→ **WORK REQUIRED**
From the material below, copy out each line with the word "icon" in it.

→ **INFORMATION SUPPLIED**

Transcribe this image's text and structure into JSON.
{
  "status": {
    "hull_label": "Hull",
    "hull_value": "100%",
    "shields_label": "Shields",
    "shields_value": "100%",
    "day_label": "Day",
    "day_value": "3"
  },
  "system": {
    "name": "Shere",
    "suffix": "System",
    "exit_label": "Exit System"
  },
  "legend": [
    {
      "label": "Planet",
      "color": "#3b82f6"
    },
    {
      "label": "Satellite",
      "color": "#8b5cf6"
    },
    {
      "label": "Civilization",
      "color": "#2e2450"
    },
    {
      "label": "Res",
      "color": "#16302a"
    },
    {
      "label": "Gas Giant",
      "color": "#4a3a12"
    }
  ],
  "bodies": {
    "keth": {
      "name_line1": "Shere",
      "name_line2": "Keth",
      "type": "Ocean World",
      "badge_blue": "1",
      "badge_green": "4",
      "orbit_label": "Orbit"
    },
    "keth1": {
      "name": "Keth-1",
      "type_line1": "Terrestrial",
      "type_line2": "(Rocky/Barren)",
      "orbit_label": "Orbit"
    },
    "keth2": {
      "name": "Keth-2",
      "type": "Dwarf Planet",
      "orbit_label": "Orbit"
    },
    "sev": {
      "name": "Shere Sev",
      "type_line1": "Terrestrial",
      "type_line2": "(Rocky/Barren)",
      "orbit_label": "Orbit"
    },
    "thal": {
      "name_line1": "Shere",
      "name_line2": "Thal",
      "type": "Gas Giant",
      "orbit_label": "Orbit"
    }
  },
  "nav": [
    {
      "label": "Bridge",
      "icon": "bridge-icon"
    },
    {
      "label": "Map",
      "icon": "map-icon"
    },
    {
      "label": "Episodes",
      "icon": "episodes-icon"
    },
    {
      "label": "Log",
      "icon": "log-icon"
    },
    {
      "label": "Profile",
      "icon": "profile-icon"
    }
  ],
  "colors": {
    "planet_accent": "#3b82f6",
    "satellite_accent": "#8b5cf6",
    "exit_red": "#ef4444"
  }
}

→ **YOUR SOLUTION**
      "icon": "bridge-icon"
      "icon": "map-icon"
      "icon": "episodes-icon"
      "icon": "log-icon"
      "icon": "profile-icon"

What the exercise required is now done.